Steamboat SpringsSteamboat Springs — With 41 inches of natural snowfall at mid-mountain, sustained cold temperatures, aggressive snowmaking efforts and additional snow in the forecast, Steamboat Ski Area announced an early opening to the 2015-16 winter season. — With 41 inches of natural snowfall at mid-mountain, sustained cold temperatures, aggressive snowmaking efforts and additional snow in the forecast, Steamboat Ski Area announced an early opening to the 2015-16 winter season. Steamboat Springs — With 41 inches of natural snowfall at mid-mountain, sustained cold temperatures, aggressive snowmaking efforts and additional snow in the forecast, Steamboat Ski Area announced an early opening to the 2015-16 winter season. For the first time since the winter of 2002-03, Steamboat will kick off the season early with a special advance opening weekend Saturday and Sunday, with skiing and riding on approximately 1,100 vertical feet off the Christie Peak Express chairlift from 8:30 a.m. to 4 p.m. both days. The resort will reopen for daily operation on Scholarship Day Nov. 25, when it expects to provide skiing and riding from the Gondola and possibly the upper mountain. "The Champagne powder snow has been falling in abundance this month and shows no signs of letting up," Steamboat Ski and Resort Corp.
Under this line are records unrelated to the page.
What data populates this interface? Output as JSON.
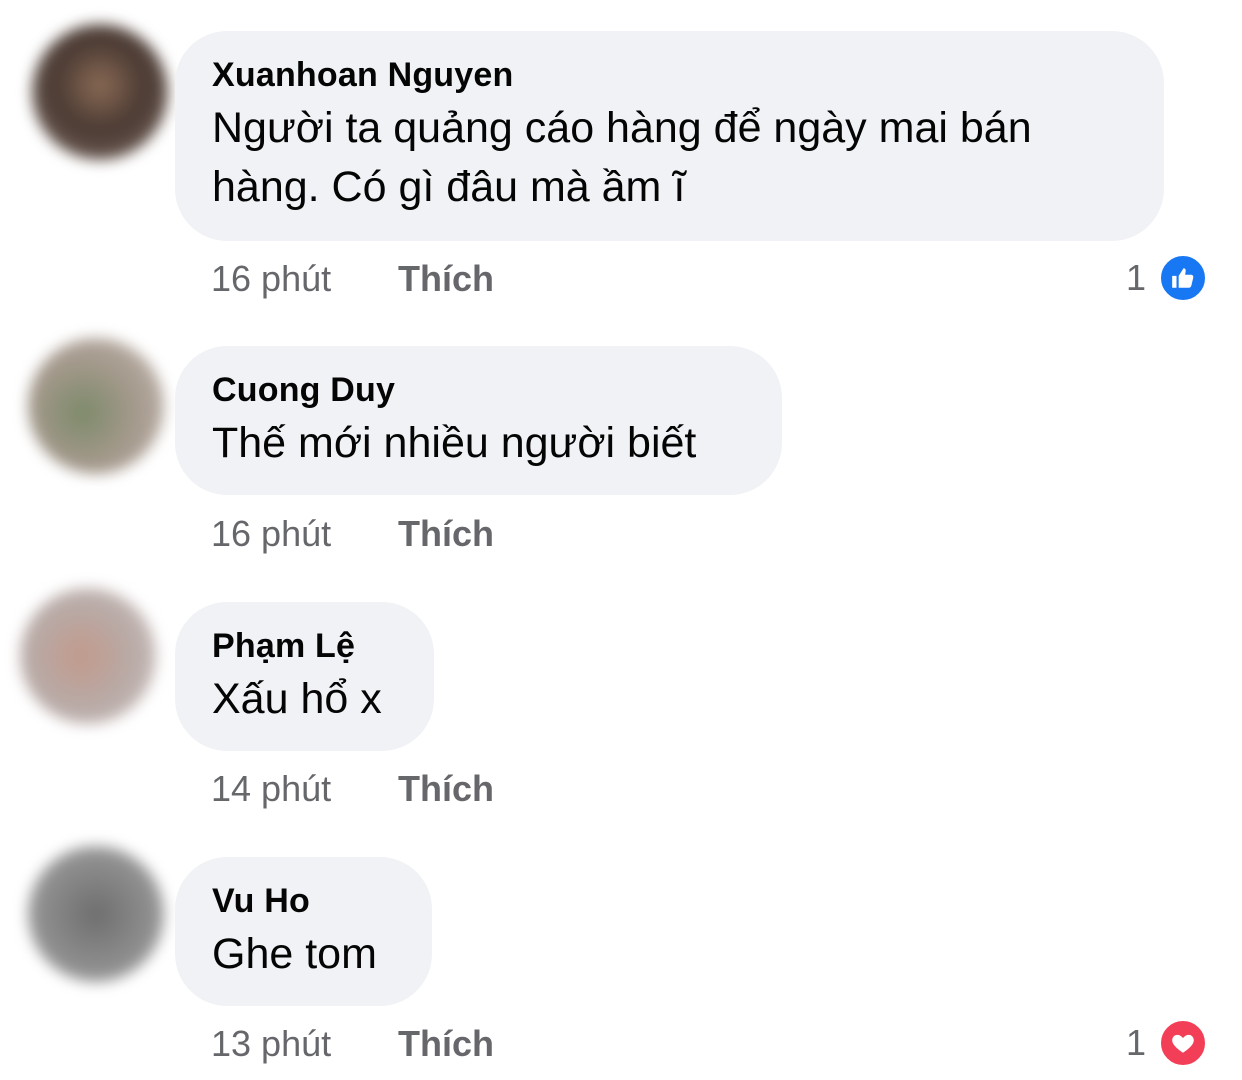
{
  "colors": {
    "bubble": "#f0f2f5",
    "secondary_text": "#65676b",
    "like_blue": "#1877f2",
    "love_red": "#f33e58"
  },
  "comments": [
    {
      "author": "Xuanhoan Nguyen",
      "text": "Người ta quảng cáo hàng để ngày mai bán\nhàng. Có gì đâu mà ầm ĩ",
      "time": "16 phút",
      "like_label": "Thích",
      "reaction": {
        "count": "1",
        "icon": "like-icon"
      }
    },
    {
      "author": "Cuong Duy",
      "text": "Thế mới nhiều người biết",
      "time": "16 phút",
      "like_label": "Thích"
    },
    {
      "author": "Phạm Lệ",
      "text": "Xấu hổ x",
      "time": "14 phút",
      "like_label": "Thích"
    },
    {
      "author": "Vu Ho",
      "text": "Ghe tom",
      "time": "13 phút",
      "like_label": "Thích",
      "reaction": {
        "count": "1",
        "icon": "love-icon"
      }
    }
  ]
}
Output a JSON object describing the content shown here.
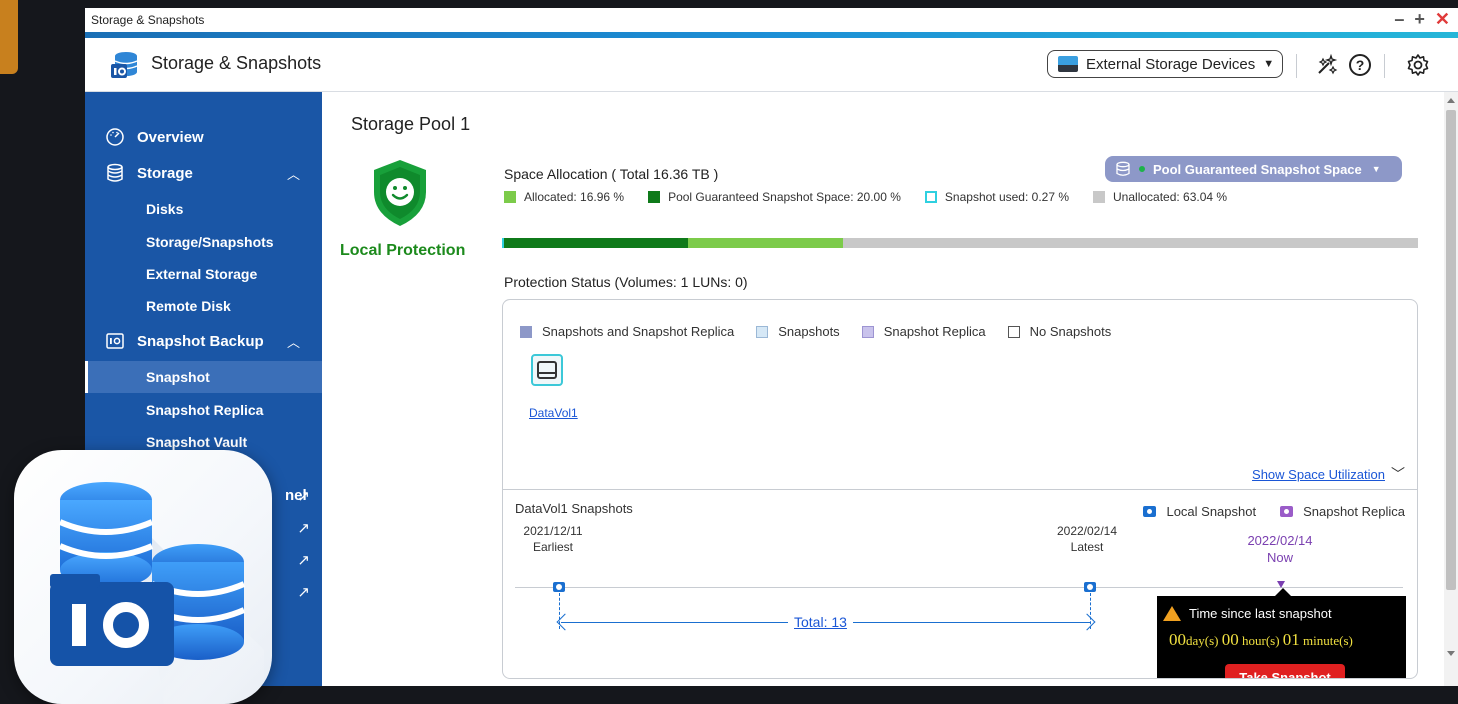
{
  "window": {
    "title": "Storage & Snapshots",
    "controls": {
      "minimize": "–",
      "maximize": "+",
      "close": "✕"
    }
  },
  "appbar": {
    "title": "Storage & Snapshots",
    "external_select": "External Storage Devices",
    "icons": [
      "wand-icon",
      "help-icon",
      "gear-icon"
    ]
  },
  "sidebar": {
    "overview": "Overview",
    "storage": "Storage",
    "storage_items": [
      "Disks",
      "Storage/Snapshots",
      "External Storage",
      "Remote Disk"
    ],
    "snapshot_backup": "Snapshot Backup",
    "snapshot_items": [
      "Snapshot",
      "Snapshot Replica",
      "Snapshot Vault"
    ],
    "active_item": "Snapshot",
    "partial_label": "nel"
  },
  "main": {
    "pool_title": "Storage Pool 1",
    "protection_label": "Local Protection",
    "space_title": "Space Allocation ( Total 16.36 TB )",
    "pgs_button": "Pool Guaranteed Snapshot Space",
    "allocation_legend": [
      {
        "label": "Allocated: 16.96 %",
        "color": "#7ccb4a",
        "percent": 16.96
      },
      {
        "label": "Pool Guaranteed Snapshot Space: 20.00 %",
        "color": "#0f7a1a",
        "percent": 20.0
      },
      {
        "label": "Snapshot used: 0.27 %",
        "color": "#2fd0e0",
        "percent": 0.27
      },
      {
        "label": "Unallocated: 63.04 %",
        "color": "#c8c8c8",
        "percent": 63.04
      }
    ],
    "protection_title": "Protection Status (Volumes: 1 LUNs: 0)",
    "protection_legend": [
      {
        "label": "Snapshots and Snapshot Replica",
        "color": "#8d98c8"
      },
      {
        "label": "Snapshots",
        "color": "#d6e8f6"
      },
      {
        "label": "Snapshot Replica",
        "color": "#c9c3ec"
      },
      {
        "label": "No Snapshots",
        "color": "#ffffff"
      }
    ],
    "volume_label": "DataVol1",
    "show_space": "Show Space Utilization",
    "snap_title": "DataVol1 Snapshots",
    "snap_legend_local": "Local Snapshot",
    "snap_legend_replica": "Snapshot Replica",
    "earliest_date": "2021/12/11",
    "earliest_label": "Earliest",
    "latest_date": "2022/02/14",
    "latest_label": "Latest",
    "now_date": "2022/02/14",
    "now_label": "Now",
    "total_label": "Total: 13",
    "tooltip": {
      "title": "Time since last snapshot",
      "days": "00",
      "days_unit": "day(s)",
      "hours": "00",
      "hours_unit": "hour(s)",
      "minutes": "01",
      "minutes_unit": "minute(s)",
      "button": "Take Snapshot"
    }
  },
  "colors": {
    "sidebar": "#1a56a6",
    "accent_blue": "#1a6fd0",
    "green": "#1c8a1c",
    "purple": "#7a3fb0",
    "danger": "#e02020"
  }
}
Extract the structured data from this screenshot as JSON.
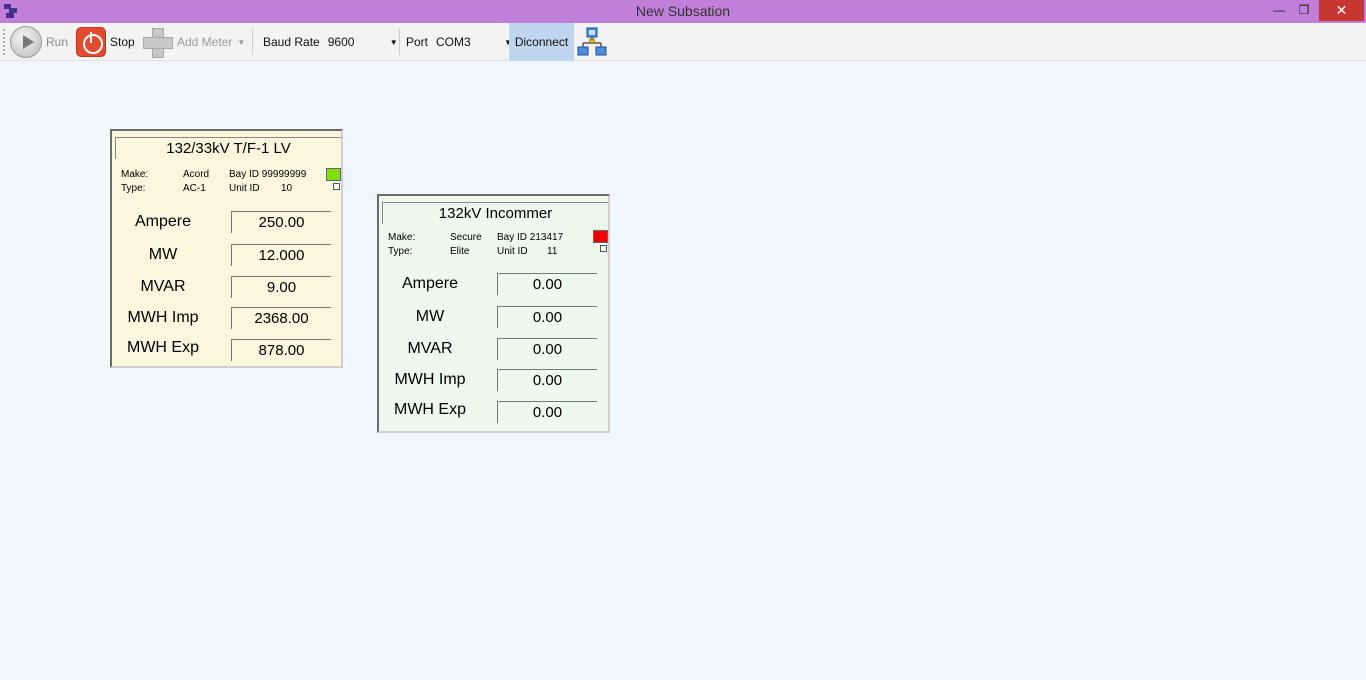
{
  "window": {
    "title": "New Subsation"
  },
  "toolbar": {
    "run_label": "Run",
    "stop_label": "Stop",
    "add_meter_label": "Add Meter",
    "baud_rate_label": "Baud Rate",
    "baud_rate_value": "9600",
    "port_label": "Port",
    "port_value": "COM3",
    "disconnect_label": "Diconnect"
  },
  "meters": [
    {
      "title": "132/33kV T/F-1 LV",
      "make_label": "Make:",
      "make": "Acord",
      "type_label": "Type:",
      "type": "AC-1",
      "bay_id": "Bay ID 99999999",
      "unit_id_label": "Unit ID",
      "unit_id": "10",
      "status_color": "#80e000",
      "readings": [
        {
          "label": "Ampere",
          "value": "250.00"
        },
        {
          "label": "MW",
          "value": "12.000"
        },
        {
          "label": "MVAR",
          "value": "9.00"
        },
        {
          "label": "MWH Imp",
          "value": "2368.00"
        },
        {
          "label": "MWH Exp",
          "value": "878.00"
        }
      ]
    },
    {
      "title": "132kV Incommer",
      "make_label": "Make:",
      "make": "Secure",
      "type_label": "Type:",
      "type": "Elite",
      "bay_id": "Bay ID 213417",
      "unit_id_label": "Unit ID",
      "unit_id": "11",
      "status_color": "#f00000",
      "readings": [
        {
          "label": "Ampere",
          "value": "0.00"
        },
        {
          "label": "MW",
          "value": "0.00"
        },
        {
          "label": "MVAR",
          "value": "0.00"
        },
        {
          "label": "MWH Imp",
          "value": "0.00"
        },
        {
          "label": "MWH Exp",
          "value": "0.00"
        }
      ]
    }
  ]
}
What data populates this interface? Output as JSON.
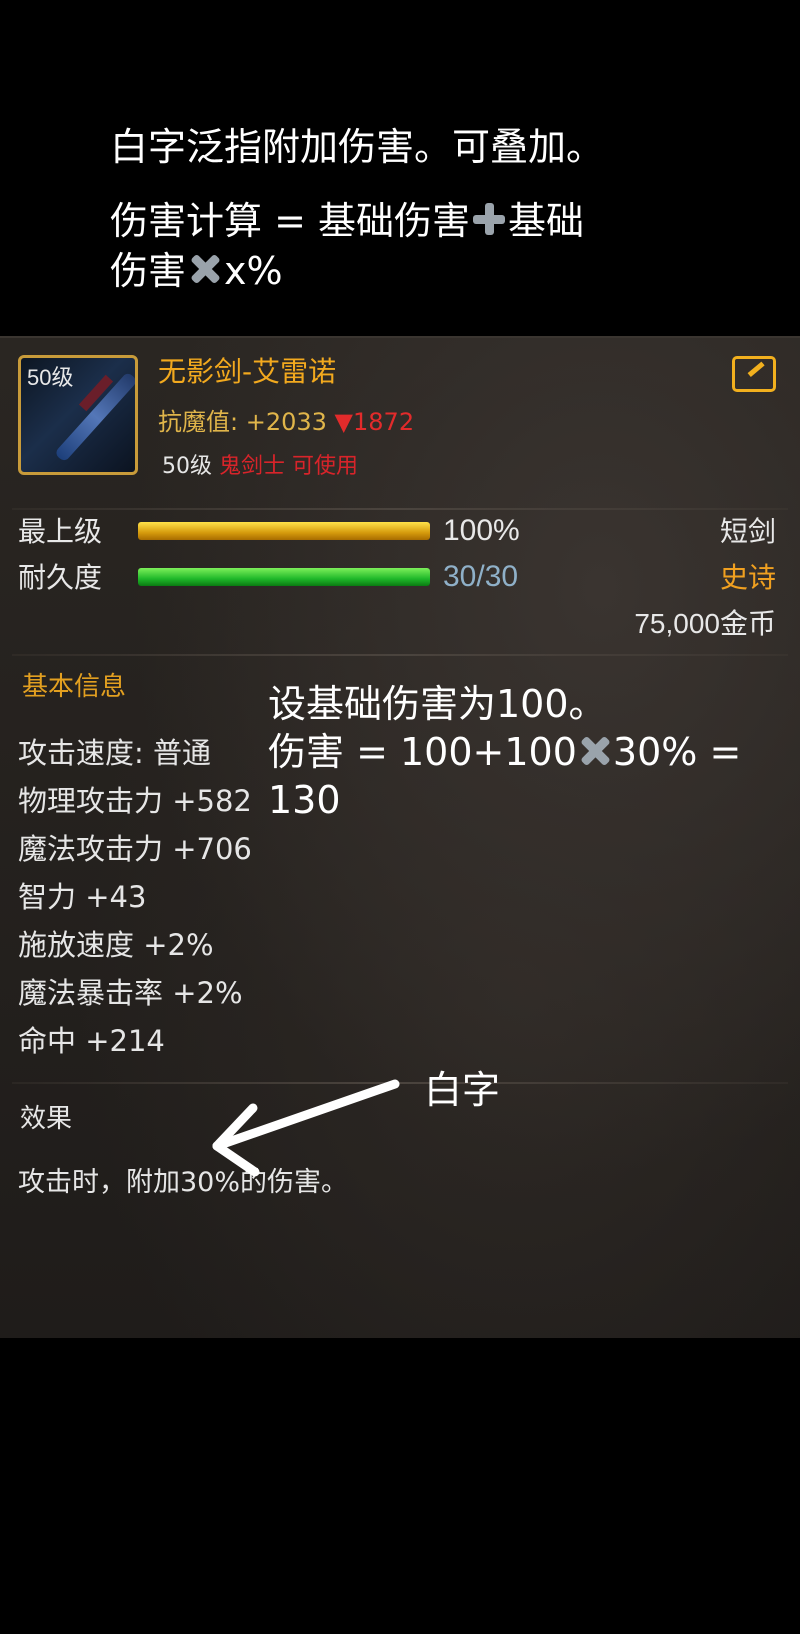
{
  "caption": {
    "line1": "白字泛指附加伤害。可叠加。",
    "line2a": "伤害计算 = 基础伤害",
    "line2b": "基础",
    "line3a": "伤害",
    "line3b": "x%"
  },
  "item": {
    "icon_level": "50级",
    "name": "无影剑-艾雷诺",
    "resist_label": "抗魔值: ",
    "resist_value": "+2033",
    "resist_down": "▼1872",
    "req_level": "50级",
    "req_class": "鬼剑士 可使用",
    "stats": [
      {
        "label": "最上级",
        "value": "100%",
        "fill": 1.0,
        "right": "短剑"
      },
      {
        "label": "耐久度",
        "value": "30/30",
        "fill": 1.0,
        "right": "史诗"
      }
    ],
    "price": "75,000金币",
    "basic_title": "基本信息",
    "attributes": [
      "攻击速度: 普通",
      "物理攻击力 +582",
      "魔法攻击力 +706",
      "智力 +43",
      "施放速度 +2%",
      "魔法暴击率 +2%",
      "命中 +214"
    ],
    "effect_title": "效果",
    "effect_text": "攻击时，附加30%的伤害。"
  },
  "annotation": {
    "line1": "设基础伤害为100。",
    "line2a": "伤害 = 100+100",
    "line2b": "30% =",
    "line3": "130",
    "arrow_label": "白字"
  },
  "colors": {
    "gold": "#f2a91e",
    "epic": "#f0a020",
    "red": "#d8242a",
    "bar_gold": "#e6b020",
    "bar_green": "#22c02c",
    "durability_text": "#8fb0c8"
  },
  "icons": {
    "share": "share-icon",
    "plus": "plus-emoji",
    "multiply": "multiply-emoji",
    "arrow": "arrow-icon"
  }
}
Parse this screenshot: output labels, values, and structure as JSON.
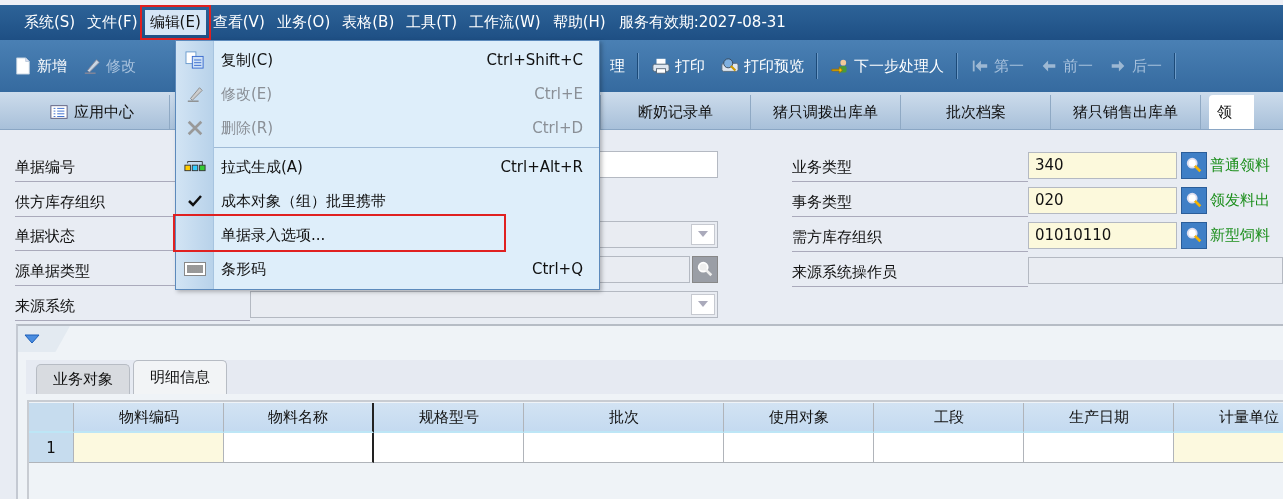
{
  "menubar": [
    {
      "label": "系统(S)",
      "selected": false,
      "annotated": false
    },
    {
      "label": "文件(F)",
      "selected": false,
      "annotated": false
    },
    {
      "label": "编辑(E)",
      "selected": true,
      "annotated": true
    },
    {
      "label": "查看(V)",
      "selected": false,
      "annotated": false
    },
    {
      "label": "业务(O)",
      "selected": false,
      "annotated": false
    },
    {
      "label": "表格(B)",
      "selected": false,
      "annotated": false
    },
    {
      "label": "工具(T)",
      "selected": false,
      "annotated": false
    },
    {
      "label": "工作流(W)",
      "selected": false,
      "annotated": false
    },
    {
      "label": "帮助(H)",
      "selected": false,
      "annotated": false
    }
  ],
  "service_expiry": "服务有效期:2027-08-31",
  "toolbar": [
    {
      "kind": "new",
      "label": "新增",
      "disabled": false
    },
    {
      "kind": "edit",
      "label": "修改",
      "disabled": true
    },
    {
      "kind": "text",
      "label": "理",
      "disabled": false
    },
    {
      "kind": "separator"
    },
    {
      "kind": "print",
      "label": "打印",
      "disabled": false
    },
    {
      "kind": "preview",
      "label": "打印预览",
      "disabled": false
    },
    {
      "kind": "separator"
    },
    {
      "kind": "assign",
      "label": "下一步处理人",
      "disabled": false
    },
    {
      "kind": "separator"
    },
    {
      "kind": "first",
      "label": "第一",
      "disabled": true
    },
    {
      "kind": "prev",
      "label": "前一",
      "disabled": true
    },
    {
      "kind": "next",
      "label": "后一",
      "disabled": true
    },
    {
      "kind": "separator"
    }
  ],
  "tabs": [
    {
      "kind": "home",
      "label": "应用中心",
      "selected": false
    },
    {
      "kind": "plain",
      "label": "断奶记录单",
      "selected": false
    },
    {
      "kind": "plain",
      "label": "猪只调拨出库单",
      "selected": false
    },
    {
      "kind": "plain",
      "label": "批次档案",
      "selected": false
    },
    {
      "kind": "plain",
      "label": "猪只销售出库单",
      "selected": false
    },
    {
      "kind": "plain",
      "label": "领",
      "selected": true
    }
  ],
  "edit_menu": [
    {
      "kind": "copy",
      "label": "复制(C)",
      "shortcut": "Ctrl+Shift+C",
      "disabled": false,
      "annotated": false
    },
    {
      "kind": "edit",
      "label": "修改(E)",
      "shortcut": "Ctrl+E",
      "disabled": true,
      "annotated": false
    },
    {
      "kind": "delete",
      "label": "删除(R)",
      "shortcut": "Ctrl+D",
      "disabled": true,
      "annotated": false
    },
    {
      "kind": "separator"
    },
    {
      "kind": "pull",
      "label": "拉式生成(A)",
      "shortcut": "Ctrl+Alt+R",
      "disabled": false,
      "annotated": false
    },
    {
      "kind": "check",
      "label": "成本对象（组）批里携带",
      "checked": true,
      "disabled": false,
      "annotated": false
    },
    {
      "kind": "plain",
      "label": "单据录入选项...",
      "disabled": false,
      "annotated": true
    },
    {
      "kind": "barcode",
      "label": "条形码",
      "shortcut": "Ctrl+Q",
      "disabled": false,
      "annotated": false
    }
  ],
  "form_left": [
    {
      "kind": "text",
      "label": "单据编号"
    },
    {
      "kind": "label_only",
      "label": "供方库存组织"
    },
    {
      "kind": "select",
      "label": "单据状态"
    },
    {
      "kind": "lookup",
      "label": "源单据类型"
    },
    {
      "kind": "select",
      "label": "来源系统"
    }
  ],
  "form_right": [
    {
      "kind": "lookup",
      "label": "业务类型",
      "value": "340",
      "note": "普通领料",
      "required": true
    },
    {
      "kind": "lookup",
      "label": "事务类型",
      "value": "020",
      "note": "领发料出",
      "required": true
    },
    {
      "kind": "lookup",
      "label": "需方库存组织",
      "value": "01010110",
      "note": "新型饲料",
      "required": true
    },
    {
      "kind": "readonly",
      "label": "来源系统操作员",
      "required": false
    }
  ],
  "detail": {
    "tabs": [
      {
        "label": "业务对象",
        "selected": false
      },
      {
        "label": "明细信息",
        "selected": true
      }
    ],
    "columns": [
      {
        "label": "物料编码",
        "required": true
      },
      {
        "label": "物料名称",
        "required": false
      },
      {
        "label": "规格型号",
        "required": false
      },
      {
        "label": "批次",
        "required": false
      },
      {
        "label": "使用对象",
        "required": false
      },
      {
        "label": "工段",
        "required": false
      },
      {
        "label": "生产日期",
        "required": false
      },
      {
        "label": "计量单位",
        "required": true
      }
    ],
    "rows": [
      {
        "number": "1"
      }
    ]
  }
}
President Rob Perlman said in a news release. "We're excited to be opening ahead of schedule and couldn't think of a better way to usher in the new season for pass holders, guests and locals while celebrating all the early season powder." Season passes will be valid this weekend, and lift tickets will run $49 on Saturday and Sunday. The resort's annual opening day tradition, Scholarship Day, benefits the Steamboat Springs Winter Sports Club scholarship programs. Scholarship Day tickets will be priced at $30 with a $20 Christie Peak Express lower mountain option also available. Season passes cannot be used on Scholarship Day. Snow started falling during the most recent storm Monday morning. In a 24-hour period, the ski area received 10 inches of snow at mid-mountain and five inches at the summit. "We're off to what should be a great winter season with the news of an early opening at Steamboat," Steamboat Springs Chamber Resort Association CEO Jim Clark said in an email. "This is great news that should spur reservation activity and get visitors excited for a big year." Many businesses at the base area are still gearing up for the season. Ski Corp.'s food and beverage options this weekend will include the Bear River Bar and Grille and the Umbrella Bar. Free parking will be available at the Meadows and Knoll parking lots. The ticket office will be open this week from 9 a.m. to 5 p.m. and from 8 a.m. to 5 p.m. Saturday and Sunday. To reach Matt Stensland, call 970-871-4247, email To reach Matt Stensland, call 970-871-4247, email or follow him on Twitter @SBTStenslandTo reach Matt Stensland, call 970-871-4247, email or follow him on Twitter @SBTStensland

Photos from top news stories of 2010